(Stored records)
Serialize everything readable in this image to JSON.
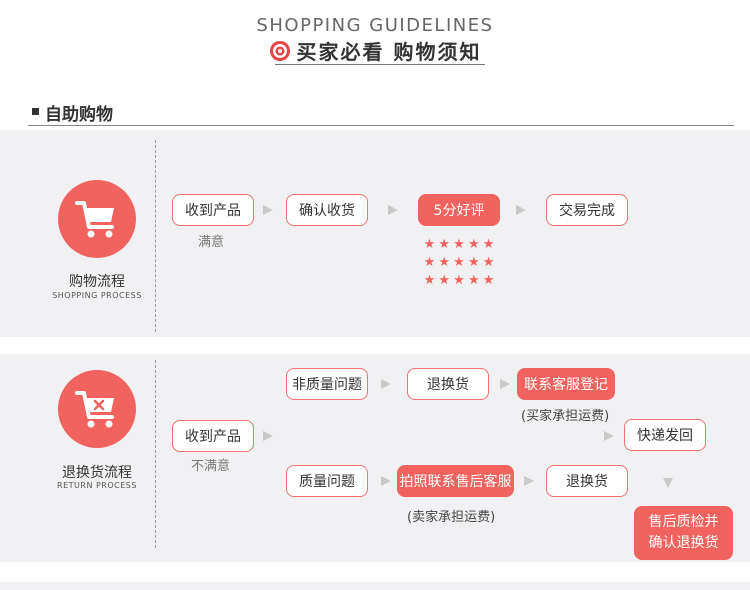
{
  "header": {
    "en_title": "SHOPPING GUIDELINES",
    "cn_title": "买家必看 购物须知",
    "icon": "target-icon"
  },
  "section": {
    "title": "自助购物"
  },
  "shopping": {
    "caption_cn": "购物流程",
    "caption_en": "SHOPPING PROCESS",
    "icon": "shopping-cart-icon",
    "steps": [
      "收到产品",
      "确认收货",
      "5分好评",
      "交易完成"
    ],
    "step1_sub": "满意",
    "star_count": 15
  },
  "returns": {
    "caption_cn": "退换货流程",
    "caption_en": "RETURN PROCESS",
    "icon": "return-cart-icon",
    "start": "收到产品",
    "start_sub": "不满意",
    "nonquality": "非质量问题",
    "exchange_top": "退换货",
    "register": "联系客服登记",
    "register_sub": "(买家承担运费)",
    "ship_back": "快递发回",
    "quality": "质量问题",
    "photo": "拍照联系售后客服",
    "photo_sub": "(卖家承担运费)",
    "exchange_bottom": "退换货",
    "after_check_line1": "售后质检并",
    "after_check_line2": "确认退换货"
  },
  "colors": {
    "accent": "#f2625f",
    "band": "#f1f1f3",
    "arrow": "#c9c9c9"
  }
}
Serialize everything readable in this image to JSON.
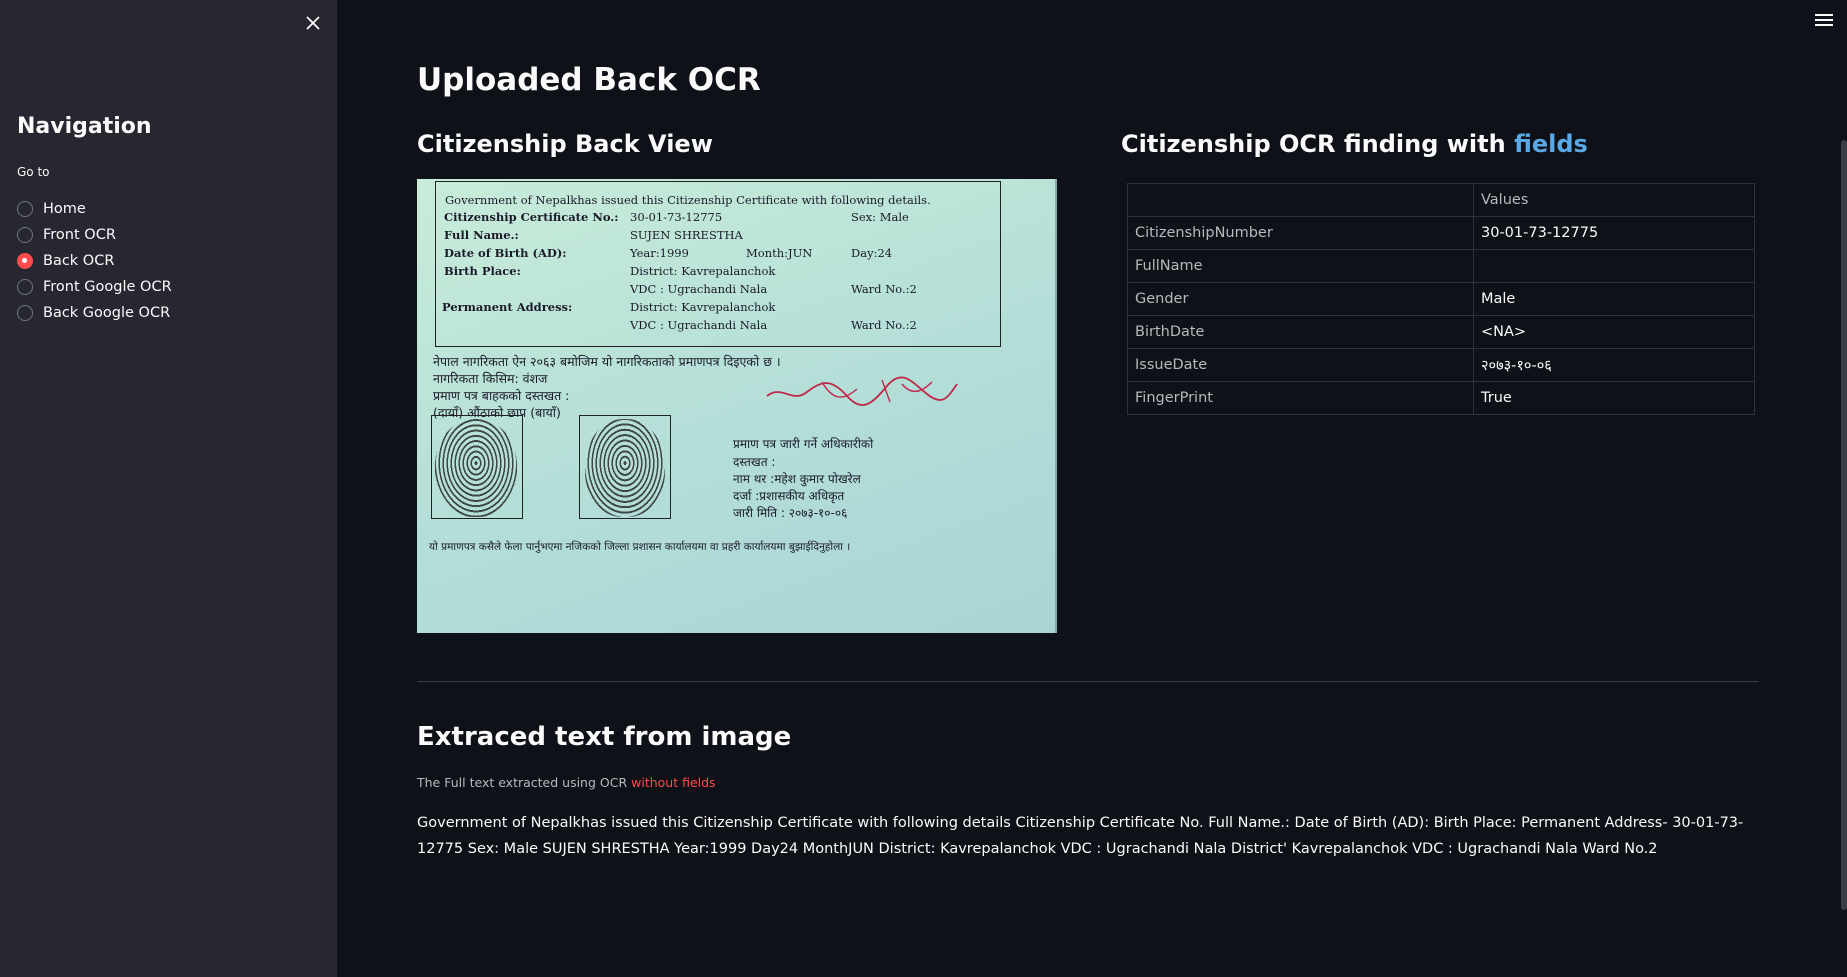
{
  "sidebar": {
    "title": "Navigation",
    "goto_label": "Go to",
    "options": [
      {
        "label": "Home",
        "selected": false
      },
      {
        "label": "Front OCR",
        "selected": false
      },
      {
        "label": "Back OCR",
        "selected": true
      },
      {
        "label": "Front Google OCR",
        "selected": false
      },
      {
        "label": "Back Google OCR",
        "selected": false
      }
    ]
  },
  "main": {
    "page_title": "Uploaded Back OCR",
    "left_heading": "Citizenship Back View",
    "right_heading_prefix": "Citizenship OCR finding with ",
    "right_heading_accent": "fields",
    "table": {
      "header": [
        "",
        "Values"
      ],
      "rows": [
        {
          "key": "CitizenshipNumber",
          "value": "30-01-73-12775"
        },
        {
          "key": "FullName",
          "value": ""
        },
        {
          "key": "Gender",
          "value": "Male"
        },
        {
          "key": "BirthDate",
          "value": "<NA>"
        },
        {
          "key": "IssueDate",
          "value": "२०७३-१०-०६"
        },
        {
          "key": "FingerPrint",
          "value": "True"
        }
      ]
    },
    "extracted_heading": "Extraced text from image",
    "caption_prefix": "The Full text extracted using OCR ",
    "caption_accent": "without fields",
    "extracted_text": "Government of Nepalkhas issued this Citizenship Certificate with following details Citizenship Certificate No. Full Name.: Date of Birth (AD): Birth Place: Permanent Address- 30-01-73-12775 Sex: Male SUJEN SHRESTHA Year:1999 Day24 MonthJUN District: Kavrepalanchok VDC : Ugrachandi Nala District' Kavrepalanchok VDC : Ugrachandi Nala Ward No.2"
  },
  "certificate_image": {
    "line1": "Government of Nepalkhas issued this Citizenship Certificate with following details.",
    "cert_no_label": "Citizenship Certificate No.:",
    "cert_no": "30-01-73-12775",
    "sex": "Sex: Male",
    "name_label": "Full Name.:",
    "name": "SUJEN SHRESTHA",
    "dob_label": "Date of Birth (AD):",
    "year": "Year:1999",
    "month": "Month:JUN",
    "day": "Day:24",
    "birth_place_label": "Birth Place:",
    "district1": "District: Kavrepalanchok",
    "vdc1": "VDC : Ugrachandi Nala",
    "ward1": "Ward No.:2",
    "perm_label": "Permanent Address:",
    "district2": "District: Kavrepalanchok",
    "vdc2": "VDC : Ugrachandi Nala",
    "ward2": "Ward No.:2",
    "dev1": "नेपाल नागरिकता ऐन २०६३ बमोजिम यो नागरिकताको प्रमाणपत्र दिइएको छ ।",
    "dev2": "नागरिकता किसिम: वंशज",
    "dev3": "प्रमाण पत्र बाहकको दस्तखत :",
    "dev4": "(दायाँ)   औंठाको छाप   (बायाँ)",
    "dev5": "प्रमाण पत्र जारी गर्ने अधिकारीको",
    "dev6": "दस्तखत :",
    "dev7": "नाम थर :महेश कुमार पोखरेल",
    "dev8": "दर्जा :प्रशासकीय अधिकृत",
    "dev9": "जारी मिति : २०७३-१०-०६",
    "dev10": "यो प्रमाणपत्र कसैले फेला पार्नुभएमा नजिकको जिल्ला प्रशासन कार्यालयमा वा प्रहरी कार्यालयमा बुझाईदिनुहोला ।"
  }
}
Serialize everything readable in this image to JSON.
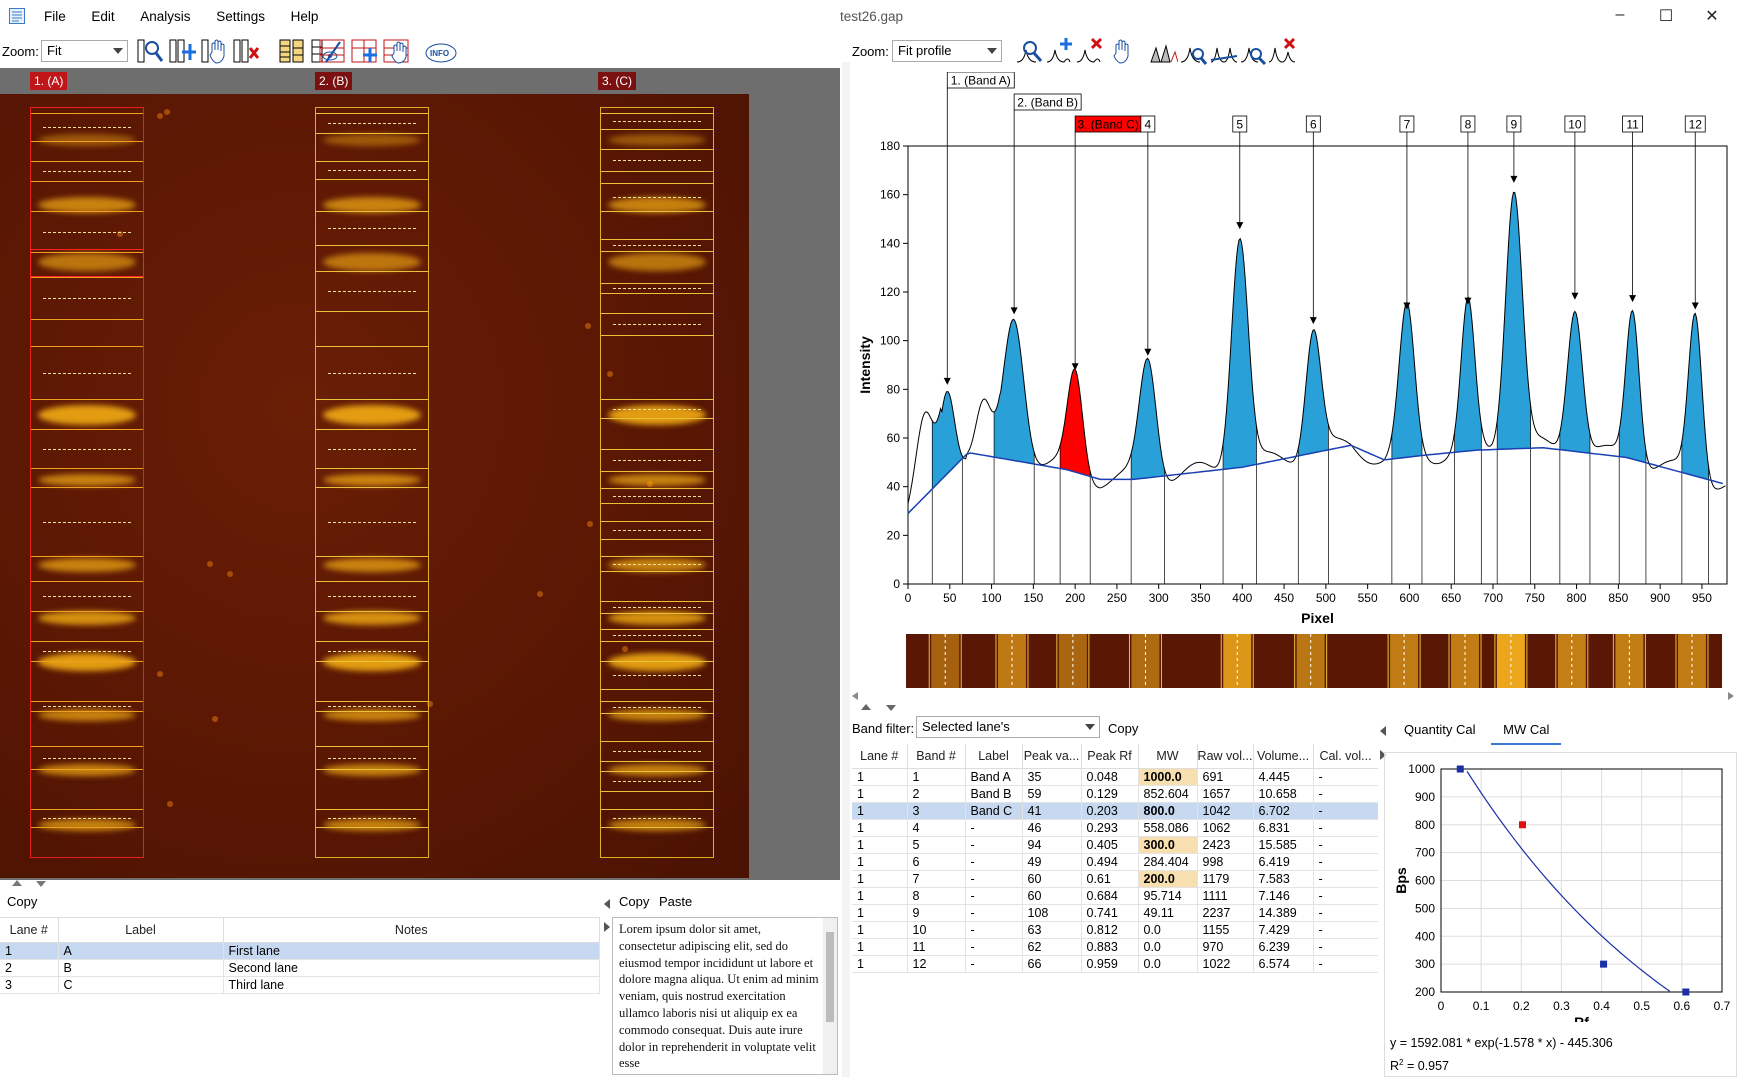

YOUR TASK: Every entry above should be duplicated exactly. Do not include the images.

SOLUTION TO THIS PROBLEM:
Serialize everything readable in this image to JSON.
{
  "header": {
    "en_title": "SHOPPING GUIDELINES",
    "cn_title": "买家必看 购物须知",
    "icon": "target-icon"
  },
  "section": {
    "title": "自助购物"
  },
  "shopping": {
    "caption_cn": "购物流程",
    "caption_en": "SHOPPING PROCESS",
    "icon": "shopping-cart-icon",
    "steps": [
      "收到产品",
      "确认收货",
      "5分好评",
      "交易完成"
    ],
    "step1_sub": "满意",
    "star_count": 15
  },
  "returns": {
    "caption_cn": "退换货流程",
    "caption_en": "RETURN PROCESS",
    "icon": "return-cart-icon",
    "start": "收到产品",
    "start_sub": "不满意",
    "nonquality": "非质量问题",
    "exchange_top": "退换货",
    "register": "联系客服登记",
    "register_sub": "(买家承担运费)",
    "ship_back": "快递发回",
    "quality": "质量问题",
    "photo": "拍照联系售后客服",
    "photo_sub": "(卖家承担运费)",
    "exchange_bottom": "退换货",
    "after_check_line1": "售后质检并",
    "after_check_line2": "确认退换货"
  },
  "colors": {
    "accent": "#f2625f",
    "band": "#f1f1f3",
    "arrow": "#c9c9c9"
  }
}
Serialize everything readable in this image to JSON.
{
  "sidebar": {
    "title": "Navigation",
    "goto_label": "Go to",
    "options": [
      {
        "label": "Home",
        "selected": false
      },
      {
        "label": "Front OCR",
        "selected": false
      },
      {
        "label": "Back OCR",
        "selected": true
      },
      {
        "label": "Front Google OCR",
        "selected": false
      },
      {
        "label": "Back Google OCR",
        "selected": false
      }
    ]
  },
  "main": {
    "page_title": "Uploaded Back OCR",
    "left_heading": "Citizenship Back View",
    "right_heading_prefix": "Citizenship OCR finding with ",
    "right_heading_accent": "fields",
    "table": {
      "header": [
        "",
        "Values"
      ],
      "rows": [
        {
          "key": "CitizenshipNumber",
          "value": "30-01-73-12775"
        },
        {
          "key": "FullName",
          "value": ""
        },
        {
          "key": "Gender",
          "value": "Male"
        },
        {
          "key": "BirthDate",
          "value": "<NA>"
        },
        {
          "key": "IssueDate",
          "value": "२०७३-१०-०६"
        },
        {
          "key": "FingerPrint",
          "value": "True"
        }
      ]
    },
    "extracted_heading": "Extraced text from image",
    "caption_prefix": "The Full text extracted using OCR ",
    "caption_accent": "without fields",
    "extracted_text": "Government of Nepalkhas issued this Citizenship Certificate with following details Citizenship Certificate No. Full Name.: Date of Birth (AD): Birth Place: Permanent Address- 30-01-73-12775 Sex: Male SUJEN SHRESTHA Year:1999 Day24 MonthJUN District: Kavrepalanchok VDC : Ugrachandi Nala District' Kavrepalanchok VDC : Ugrachandi Nala Ward No.2"
  },
  "certificate_image": {
    "line1": "Government of Nepalkhas issued this Citizenship Certificate with following details.",
    "cert_no_label": "Citizenship Certificate No.:",
    "cert_no": "30-01-73-12775",
    "sex": "Sex: Male",
    "name_label": "Full Name.:",
    "name": "SUJEN SHRESTHA",
    "dob_label": "Date of Birth (AD):",
    "year": "Year:1999",
    "month": "Month:JUN",
    "day": "Day:24",
    "birth_place_label": "Birth Place:",
    "district1": "District: Kavrepalanchok",
    "vdc1": "VDC : Ugrachandi Nala",
    "ward1": "Ward No.:2",
    "perm_label": "Permanent Address:",
    "district2": "District: Kavrepalanchok",
    "vdc2": "VDC : Ugrachandi Nala",
    "ward2": "Ward No.:2",
    "dev1": "नेपाल नागरिकता ऐन २०६३ बमोजिम यो नागरिकताको प्रमाणपत्र दिइएको छ ।",
    "dev2": "नागरिकता किसिम: वंशज",
    "dev3": "प्रमाण पत्र बाहकको दस्तखत :",
    "dev4": "(दायाँ)   औंठाको छाप   (बायाँ)",
    "dev5": "प्रमाण पत्र जारी गर्ने अधिकारीको",
    "dev6": "दस्तखत :",
    "dev7": "नाम थर :महेश कुमार पोखरेल",
    "dev8": "दर्जा :प्रशासकीय अधिकृत",
    "dev9": "जारी मिति : २०७३-१०-०६",
    "dev10": "यो प्रमाणपत्र कसैले फेला पार्नुभएमा नजिकको जिल्ला प्रशासन कार्यालयमा वा प्रहरी कार्यालयमा बुझाईदिनुहोला ।"
  }
}
Serialize everything readable in this image to JSON.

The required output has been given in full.